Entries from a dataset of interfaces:
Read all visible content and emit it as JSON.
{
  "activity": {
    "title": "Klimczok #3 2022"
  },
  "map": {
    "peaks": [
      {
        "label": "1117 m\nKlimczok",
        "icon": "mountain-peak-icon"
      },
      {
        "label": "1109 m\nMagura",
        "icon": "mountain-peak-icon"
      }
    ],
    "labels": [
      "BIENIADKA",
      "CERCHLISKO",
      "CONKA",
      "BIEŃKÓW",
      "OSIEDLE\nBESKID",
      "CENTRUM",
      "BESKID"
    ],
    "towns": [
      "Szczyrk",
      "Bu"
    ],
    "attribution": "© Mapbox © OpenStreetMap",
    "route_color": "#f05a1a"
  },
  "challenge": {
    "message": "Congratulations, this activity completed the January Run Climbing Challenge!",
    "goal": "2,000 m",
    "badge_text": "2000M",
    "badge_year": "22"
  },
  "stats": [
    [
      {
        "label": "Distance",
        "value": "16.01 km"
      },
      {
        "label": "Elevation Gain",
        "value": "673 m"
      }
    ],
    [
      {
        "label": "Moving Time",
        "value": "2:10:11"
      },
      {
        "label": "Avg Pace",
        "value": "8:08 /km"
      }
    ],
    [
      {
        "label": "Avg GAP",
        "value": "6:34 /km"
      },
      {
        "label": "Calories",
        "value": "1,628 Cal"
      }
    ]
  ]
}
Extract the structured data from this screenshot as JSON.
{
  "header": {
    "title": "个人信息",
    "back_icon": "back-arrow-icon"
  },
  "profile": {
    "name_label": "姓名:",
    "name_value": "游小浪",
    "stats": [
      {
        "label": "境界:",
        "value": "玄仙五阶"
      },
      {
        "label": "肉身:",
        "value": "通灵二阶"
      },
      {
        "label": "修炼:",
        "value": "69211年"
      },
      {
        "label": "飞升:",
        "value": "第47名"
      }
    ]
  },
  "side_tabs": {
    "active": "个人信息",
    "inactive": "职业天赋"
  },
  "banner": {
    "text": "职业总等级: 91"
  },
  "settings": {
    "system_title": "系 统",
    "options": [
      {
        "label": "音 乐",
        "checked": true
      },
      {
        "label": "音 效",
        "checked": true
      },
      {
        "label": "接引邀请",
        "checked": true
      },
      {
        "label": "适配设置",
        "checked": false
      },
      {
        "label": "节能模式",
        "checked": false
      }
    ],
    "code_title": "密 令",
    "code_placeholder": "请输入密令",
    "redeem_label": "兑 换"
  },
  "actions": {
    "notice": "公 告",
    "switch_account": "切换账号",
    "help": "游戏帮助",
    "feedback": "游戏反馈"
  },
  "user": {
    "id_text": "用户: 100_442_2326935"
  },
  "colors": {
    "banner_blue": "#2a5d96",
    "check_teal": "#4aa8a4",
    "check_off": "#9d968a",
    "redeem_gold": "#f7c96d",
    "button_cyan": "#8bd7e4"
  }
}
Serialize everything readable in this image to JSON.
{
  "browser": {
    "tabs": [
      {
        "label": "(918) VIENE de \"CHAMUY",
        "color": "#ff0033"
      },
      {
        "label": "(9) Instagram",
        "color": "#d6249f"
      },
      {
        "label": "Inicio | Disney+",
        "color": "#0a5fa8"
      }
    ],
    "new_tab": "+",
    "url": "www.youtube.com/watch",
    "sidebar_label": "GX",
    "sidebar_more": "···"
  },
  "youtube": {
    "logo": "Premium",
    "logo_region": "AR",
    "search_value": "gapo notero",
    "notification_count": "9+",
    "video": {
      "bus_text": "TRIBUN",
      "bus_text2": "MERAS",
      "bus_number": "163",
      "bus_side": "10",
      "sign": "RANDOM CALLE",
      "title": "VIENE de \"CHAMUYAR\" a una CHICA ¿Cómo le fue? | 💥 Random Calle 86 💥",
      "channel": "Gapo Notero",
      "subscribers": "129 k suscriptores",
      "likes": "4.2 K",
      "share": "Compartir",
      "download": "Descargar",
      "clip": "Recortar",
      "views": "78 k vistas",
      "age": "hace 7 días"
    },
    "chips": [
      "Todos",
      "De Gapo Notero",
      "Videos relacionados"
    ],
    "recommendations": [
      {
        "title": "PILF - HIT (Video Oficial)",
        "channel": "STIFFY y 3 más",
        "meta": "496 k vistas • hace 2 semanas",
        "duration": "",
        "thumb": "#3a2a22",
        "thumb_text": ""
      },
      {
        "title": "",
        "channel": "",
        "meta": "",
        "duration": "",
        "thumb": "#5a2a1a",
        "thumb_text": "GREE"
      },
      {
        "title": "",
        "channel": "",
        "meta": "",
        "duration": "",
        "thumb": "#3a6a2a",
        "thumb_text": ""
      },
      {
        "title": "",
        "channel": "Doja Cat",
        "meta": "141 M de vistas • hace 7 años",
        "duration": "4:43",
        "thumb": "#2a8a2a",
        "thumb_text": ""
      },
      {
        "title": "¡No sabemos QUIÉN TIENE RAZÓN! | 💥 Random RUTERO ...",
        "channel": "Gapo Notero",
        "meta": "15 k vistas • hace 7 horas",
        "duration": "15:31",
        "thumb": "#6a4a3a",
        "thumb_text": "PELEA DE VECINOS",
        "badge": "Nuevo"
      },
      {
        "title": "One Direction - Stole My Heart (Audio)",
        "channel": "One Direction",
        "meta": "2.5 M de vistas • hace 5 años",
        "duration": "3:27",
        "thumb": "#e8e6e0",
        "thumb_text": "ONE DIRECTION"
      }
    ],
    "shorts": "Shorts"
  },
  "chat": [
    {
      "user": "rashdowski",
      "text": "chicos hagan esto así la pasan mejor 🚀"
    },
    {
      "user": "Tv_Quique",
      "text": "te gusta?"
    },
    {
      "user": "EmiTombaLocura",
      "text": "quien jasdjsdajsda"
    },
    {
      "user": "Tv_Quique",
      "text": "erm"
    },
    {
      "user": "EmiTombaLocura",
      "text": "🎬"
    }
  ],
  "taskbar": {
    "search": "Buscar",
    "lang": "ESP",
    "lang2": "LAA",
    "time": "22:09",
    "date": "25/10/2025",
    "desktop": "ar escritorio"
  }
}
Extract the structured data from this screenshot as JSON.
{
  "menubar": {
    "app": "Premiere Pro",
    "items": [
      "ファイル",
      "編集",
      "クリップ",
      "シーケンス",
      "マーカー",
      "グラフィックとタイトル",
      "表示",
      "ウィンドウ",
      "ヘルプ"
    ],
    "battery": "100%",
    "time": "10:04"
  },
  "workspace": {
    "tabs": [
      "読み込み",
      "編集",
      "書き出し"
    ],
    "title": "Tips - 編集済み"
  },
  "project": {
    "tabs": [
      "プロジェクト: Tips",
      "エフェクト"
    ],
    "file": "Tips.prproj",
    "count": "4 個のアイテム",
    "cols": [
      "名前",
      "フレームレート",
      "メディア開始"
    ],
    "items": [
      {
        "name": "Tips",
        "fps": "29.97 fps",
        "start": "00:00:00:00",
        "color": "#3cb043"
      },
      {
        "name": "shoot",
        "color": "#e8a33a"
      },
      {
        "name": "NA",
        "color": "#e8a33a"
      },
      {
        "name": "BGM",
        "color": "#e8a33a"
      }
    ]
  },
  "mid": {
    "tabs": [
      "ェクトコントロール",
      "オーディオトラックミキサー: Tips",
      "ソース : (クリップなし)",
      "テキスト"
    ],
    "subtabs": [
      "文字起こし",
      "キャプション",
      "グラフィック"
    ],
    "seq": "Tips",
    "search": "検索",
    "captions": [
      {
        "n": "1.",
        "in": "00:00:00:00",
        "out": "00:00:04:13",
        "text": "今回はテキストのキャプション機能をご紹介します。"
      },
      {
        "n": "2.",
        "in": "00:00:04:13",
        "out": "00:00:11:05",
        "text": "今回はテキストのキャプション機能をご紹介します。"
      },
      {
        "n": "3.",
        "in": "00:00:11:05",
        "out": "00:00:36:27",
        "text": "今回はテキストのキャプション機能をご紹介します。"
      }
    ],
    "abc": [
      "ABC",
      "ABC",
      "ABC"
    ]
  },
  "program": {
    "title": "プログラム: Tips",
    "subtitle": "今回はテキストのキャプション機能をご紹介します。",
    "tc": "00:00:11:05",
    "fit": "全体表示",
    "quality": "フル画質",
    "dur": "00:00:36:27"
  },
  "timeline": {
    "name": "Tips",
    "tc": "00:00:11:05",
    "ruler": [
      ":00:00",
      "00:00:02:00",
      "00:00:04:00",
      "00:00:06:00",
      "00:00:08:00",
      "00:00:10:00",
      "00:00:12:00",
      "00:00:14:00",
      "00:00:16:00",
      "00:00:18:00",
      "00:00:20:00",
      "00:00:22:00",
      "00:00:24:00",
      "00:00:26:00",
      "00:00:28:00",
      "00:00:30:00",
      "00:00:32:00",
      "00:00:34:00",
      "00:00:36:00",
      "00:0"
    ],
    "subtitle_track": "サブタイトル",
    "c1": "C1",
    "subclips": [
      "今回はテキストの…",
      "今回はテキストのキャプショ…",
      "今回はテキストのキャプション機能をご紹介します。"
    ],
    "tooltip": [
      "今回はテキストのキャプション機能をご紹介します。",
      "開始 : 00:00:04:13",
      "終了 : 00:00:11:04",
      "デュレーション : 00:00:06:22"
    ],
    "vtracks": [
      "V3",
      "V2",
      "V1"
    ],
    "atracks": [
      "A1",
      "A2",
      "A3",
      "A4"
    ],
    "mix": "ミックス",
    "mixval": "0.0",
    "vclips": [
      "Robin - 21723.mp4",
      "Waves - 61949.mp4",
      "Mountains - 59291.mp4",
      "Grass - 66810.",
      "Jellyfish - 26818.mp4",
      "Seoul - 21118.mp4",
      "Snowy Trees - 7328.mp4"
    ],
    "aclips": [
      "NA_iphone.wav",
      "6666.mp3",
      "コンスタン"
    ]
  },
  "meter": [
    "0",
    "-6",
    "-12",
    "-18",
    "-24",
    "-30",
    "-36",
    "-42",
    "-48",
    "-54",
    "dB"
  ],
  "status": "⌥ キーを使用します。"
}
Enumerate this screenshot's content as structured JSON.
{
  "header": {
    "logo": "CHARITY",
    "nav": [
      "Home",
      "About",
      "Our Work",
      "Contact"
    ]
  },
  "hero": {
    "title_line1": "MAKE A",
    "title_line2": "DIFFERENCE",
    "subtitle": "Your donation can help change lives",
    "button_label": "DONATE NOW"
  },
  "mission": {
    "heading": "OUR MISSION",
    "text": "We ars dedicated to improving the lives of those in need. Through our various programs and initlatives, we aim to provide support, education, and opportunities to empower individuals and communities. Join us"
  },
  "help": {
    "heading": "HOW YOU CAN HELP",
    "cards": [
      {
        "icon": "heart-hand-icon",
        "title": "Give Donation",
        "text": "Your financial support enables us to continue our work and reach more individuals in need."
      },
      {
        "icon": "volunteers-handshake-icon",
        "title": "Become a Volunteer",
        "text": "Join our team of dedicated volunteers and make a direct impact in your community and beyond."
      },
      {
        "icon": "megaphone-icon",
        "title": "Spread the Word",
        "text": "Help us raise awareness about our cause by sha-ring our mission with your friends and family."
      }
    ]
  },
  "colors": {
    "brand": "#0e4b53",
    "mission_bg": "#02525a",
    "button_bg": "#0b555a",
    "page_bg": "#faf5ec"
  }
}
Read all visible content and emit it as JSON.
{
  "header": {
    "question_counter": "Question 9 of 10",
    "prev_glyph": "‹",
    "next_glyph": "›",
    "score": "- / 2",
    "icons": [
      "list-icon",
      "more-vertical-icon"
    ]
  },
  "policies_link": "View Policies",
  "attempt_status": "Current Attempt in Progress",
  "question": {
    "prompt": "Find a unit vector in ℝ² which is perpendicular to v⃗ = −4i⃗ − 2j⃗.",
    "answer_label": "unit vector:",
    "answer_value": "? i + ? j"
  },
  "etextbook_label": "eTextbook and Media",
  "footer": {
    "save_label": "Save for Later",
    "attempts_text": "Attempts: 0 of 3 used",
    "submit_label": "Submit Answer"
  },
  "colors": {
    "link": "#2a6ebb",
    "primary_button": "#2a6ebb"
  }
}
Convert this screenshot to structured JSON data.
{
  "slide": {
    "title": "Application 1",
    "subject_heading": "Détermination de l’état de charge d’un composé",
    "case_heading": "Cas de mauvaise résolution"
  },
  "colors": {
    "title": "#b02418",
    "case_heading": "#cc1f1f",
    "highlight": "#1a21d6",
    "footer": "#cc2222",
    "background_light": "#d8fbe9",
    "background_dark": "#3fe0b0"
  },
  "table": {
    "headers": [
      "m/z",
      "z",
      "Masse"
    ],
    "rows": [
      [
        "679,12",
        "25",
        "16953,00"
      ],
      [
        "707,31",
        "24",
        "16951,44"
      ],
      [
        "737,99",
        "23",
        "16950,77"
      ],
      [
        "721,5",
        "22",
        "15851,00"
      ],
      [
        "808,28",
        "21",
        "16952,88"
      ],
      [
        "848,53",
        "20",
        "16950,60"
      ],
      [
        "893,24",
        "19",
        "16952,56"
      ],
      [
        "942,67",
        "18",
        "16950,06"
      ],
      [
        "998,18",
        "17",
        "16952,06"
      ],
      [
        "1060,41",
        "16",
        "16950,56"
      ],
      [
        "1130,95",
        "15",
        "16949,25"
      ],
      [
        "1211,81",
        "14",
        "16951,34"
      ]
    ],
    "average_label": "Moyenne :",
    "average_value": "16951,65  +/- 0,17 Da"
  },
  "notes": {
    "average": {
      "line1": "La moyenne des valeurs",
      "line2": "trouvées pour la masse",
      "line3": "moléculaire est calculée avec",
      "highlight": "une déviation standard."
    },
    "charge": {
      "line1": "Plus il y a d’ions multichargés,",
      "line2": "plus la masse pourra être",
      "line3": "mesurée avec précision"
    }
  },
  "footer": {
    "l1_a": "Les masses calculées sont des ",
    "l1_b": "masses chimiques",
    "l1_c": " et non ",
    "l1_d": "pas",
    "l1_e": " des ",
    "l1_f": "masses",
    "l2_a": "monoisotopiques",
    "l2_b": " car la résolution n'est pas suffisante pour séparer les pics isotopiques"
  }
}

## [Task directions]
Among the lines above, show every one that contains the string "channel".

## [Response for this exercise]
      "channel": "Gapo Notero",
        "channel": "STIFFY y 3 más",
        "channel": "",
        "channel": "",
        "channel": "Doja Cat",
        "channel": "Gapo Notero",
        "channel": "One Direction",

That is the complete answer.